Since about February 2009, I've called myself a runner. Well, maybe I didn't use that word at the time, but looking back, that's when I became a runner.
This is an odd term, mostly because "running" is an ambiguous term. Consider the first running boom in the late 70's into the early 80's. People didn't go for a run then. Instead, they went for a jog. The competitive runners, whether on their school track team or just a talented enthusiast, probably "ran," but for some reason the rest of the world didn't identify them. There was a separation between the competitively successful runners and everyone else.
In the current running boom, there have been lengthy discussions about these terms, and the general consensus is that we're all runners. Of course, now we have the "elite" classification to identify the uber competitive.
I used to have some trouble taking on this "runner" identity. I fell into the sport and enjoyed it, but there's one thing most runners talk about that can be the great divider: speed. I'm a good middle-to-back-of-the-pack runner, and at some distances I've even pushed toward the front of the pack, but I've never been faster than that.
That first year, I ran a couple 5k's and started training for my first half marathon, so I started to feel more a part of the "runner" identity. My second year of running, I finished 3 half marathons and got a PR (personal record for a particular distance or type of race) that held up for almost 2 whole years. Somewhere in there, it clicked. I don't know if it was the 10-12 mile training runs, the feeling of crossing a difficult finish line, or the set of finisher's medals that were collecting on my wall, but it happened. I finally embraced my identity as a runner.
After 2 years of running, I even felt comfortable enough to take some time off. The first 2 months was mandatory recovery from a surgery, then another 1-2 months were just for relaxation, but I still knew I was a runner. It wasn't long before I was back training for my 4th half marathon, then my first full marathon later that year, and I've been in and out of racing seasons ever since.
So far, every racing season has been a learning experience.
For one, I've learned I love racing in the Fall and Winter. The Summer weather makes it tough to get my training started, but with the weather getting cooler by the week, my runs become not only faster and more comfortable, but more fun also.
I've also gained a love for trail running. While road running can bring you some scenery, a smooth surface, and is good for pacing, trail running is just exciting. Even when I run on a familiar trail, I get anxious to see what's around the bend, or wonder whose footfalls I hear coming toward me. You never know exactly how many miles you have left before you get back to your car, and you always see something you've never noticed before.
But most of all, I've learned that running is hard. When I was new to the sport, I used to hope for the day when running became easier. I would think that if only I could train up to 10 miles, a 5 mile run would feel easy. If only I could work down to a 9 minute mile, a 10 minute mile would feel easy.
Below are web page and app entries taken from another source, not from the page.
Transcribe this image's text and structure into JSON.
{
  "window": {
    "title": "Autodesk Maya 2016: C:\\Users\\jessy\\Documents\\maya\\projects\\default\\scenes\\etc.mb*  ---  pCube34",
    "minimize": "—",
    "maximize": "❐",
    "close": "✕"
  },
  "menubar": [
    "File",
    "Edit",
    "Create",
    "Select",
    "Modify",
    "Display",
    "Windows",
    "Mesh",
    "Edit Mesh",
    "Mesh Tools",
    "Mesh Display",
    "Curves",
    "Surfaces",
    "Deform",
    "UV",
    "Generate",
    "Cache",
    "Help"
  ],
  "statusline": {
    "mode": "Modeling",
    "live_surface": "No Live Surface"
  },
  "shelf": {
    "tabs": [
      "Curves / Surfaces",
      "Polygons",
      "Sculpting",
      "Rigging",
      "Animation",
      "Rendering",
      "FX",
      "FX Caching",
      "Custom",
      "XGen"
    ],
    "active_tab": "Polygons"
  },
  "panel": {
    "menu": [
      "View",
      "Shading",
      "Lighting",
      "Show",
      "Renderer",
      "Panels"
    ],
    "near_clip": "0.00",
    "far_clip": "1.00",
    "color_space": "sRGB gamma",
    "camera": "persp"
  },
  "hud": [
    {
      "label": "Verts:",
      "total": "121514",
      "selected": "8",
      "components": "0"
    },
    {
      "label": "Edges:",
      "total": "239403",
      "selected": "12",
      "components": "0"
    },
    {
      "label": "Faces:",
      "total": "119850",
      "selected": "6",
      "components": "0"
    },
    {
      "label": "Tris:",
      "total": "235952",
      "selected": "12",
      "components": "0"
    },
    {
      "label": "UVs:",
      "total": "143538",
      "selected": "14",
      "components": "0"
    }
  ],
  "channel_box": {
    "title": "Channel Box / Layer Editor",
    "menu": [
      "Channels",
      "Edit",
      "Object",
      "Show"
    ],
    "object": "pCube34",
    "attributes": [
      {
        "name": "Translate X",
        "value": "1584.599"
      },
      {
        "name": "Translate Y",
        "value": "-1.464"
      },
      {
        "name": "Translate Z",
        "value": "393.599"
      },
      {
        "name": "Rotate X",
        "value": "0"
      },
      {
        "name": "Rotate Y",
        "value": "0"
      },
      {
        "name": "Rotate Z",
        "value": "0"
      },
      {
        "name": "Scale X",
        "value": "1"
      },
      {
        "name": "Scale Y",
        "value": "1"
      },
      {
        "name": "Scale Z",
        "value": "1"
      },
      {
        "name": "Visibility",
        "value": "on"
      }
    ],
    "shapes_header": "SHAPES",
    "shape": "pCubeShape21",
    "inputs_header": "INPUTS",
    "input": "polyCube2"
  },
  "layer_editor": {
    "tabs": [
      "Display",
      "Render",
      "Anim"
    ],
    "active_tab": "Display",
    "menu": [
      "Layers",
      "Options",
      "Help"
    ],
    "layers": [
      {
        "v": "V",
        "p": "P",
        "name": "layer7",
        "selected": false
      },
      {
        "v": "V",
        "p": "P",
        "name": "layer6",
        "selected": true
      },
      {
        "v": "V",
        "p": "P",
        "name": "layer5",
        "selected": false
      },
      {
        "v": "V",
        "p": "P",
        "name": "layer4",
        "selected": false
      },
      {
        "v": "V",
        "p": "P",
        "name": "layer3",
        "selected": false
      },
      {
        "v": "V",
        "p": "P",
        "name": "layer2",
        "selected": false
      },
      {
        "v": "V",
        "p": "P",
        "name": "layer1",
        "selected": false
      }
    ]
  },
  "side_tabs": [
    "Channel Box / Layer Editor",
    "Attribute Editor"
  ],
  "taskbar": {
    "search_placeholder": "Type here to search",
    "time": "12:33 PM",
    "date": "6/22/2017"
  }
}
To be honest, I was only part wrong on that, but I can say now that running never gets truly easy. Sure, cutting back your distance keeps you from having to push back your wall, and slowing down drops your heart rate a few BPM's. But the hardest part of running is the endurance. It's not just a physical endurance, it's a mental endurance.
You have to be able to meet every step with a certain expectancy that gets you excited for what might come next. You have to be able to tell yourself "I know I can make it to that next telephone pole," then when you've made it, say it again about the telephone pole after that. You have to be able to lace up your shoes on days when you would rather just stay on the couch watching Duck Dynasty. True, there's a part of running that gets easier after time, but year after year, run after run, I find myself thinking "why not just turn around now?" This is the hardest part of running, and it doesn't get easier.
Sometimes I can make my runs more fun. I take the dog out, or try a new route around an unfamiliar neighborhood. Sometimes I just play games in my head, thinking about the cars that pass me, and how the drivers must think I'm crazy for wearing shorts in cold weather. Sometimes I have to find outside motivation by thinking of a struggling friend, or remembering to start my Charity Miles app.
But a lot of my runs are spent in serene reflection, even prayer. I think through everything that's going on in my life, whether it's family sickness, my wife's stress over grad school, or all of the good I've been able to experience in my life. I let myself be pulled into a mindset of quiet and calm by the metronome created by the tapping of my feet, and I finally feel like I've pulled away from the chaos of the world back into the reality of my own life. This is where I hear my prayers answered, where a new perspective brings the struggles of life into better focus. This is when I remember why I love being a runner.
Because it's not all about fitness for me, and it's sure not some quest for bragging rights. Running is my discipline. It's the physical manifestation of my ever-moving journey through life. It's the matching of all of my worldly flaws against the solitude of connection with my Creator. When I choose to run,
"... [I] throw off everything that hinders and the sin that so easily entangles. And [I] run with perseverance the race marked out for [me]." (Hebrews 12:1)
If I made that choice every time I considered it, I would be a much better man. But for now, I can only remember that the last step is in the past, and I can only move forward by focusing on the next step.
Always moving forward,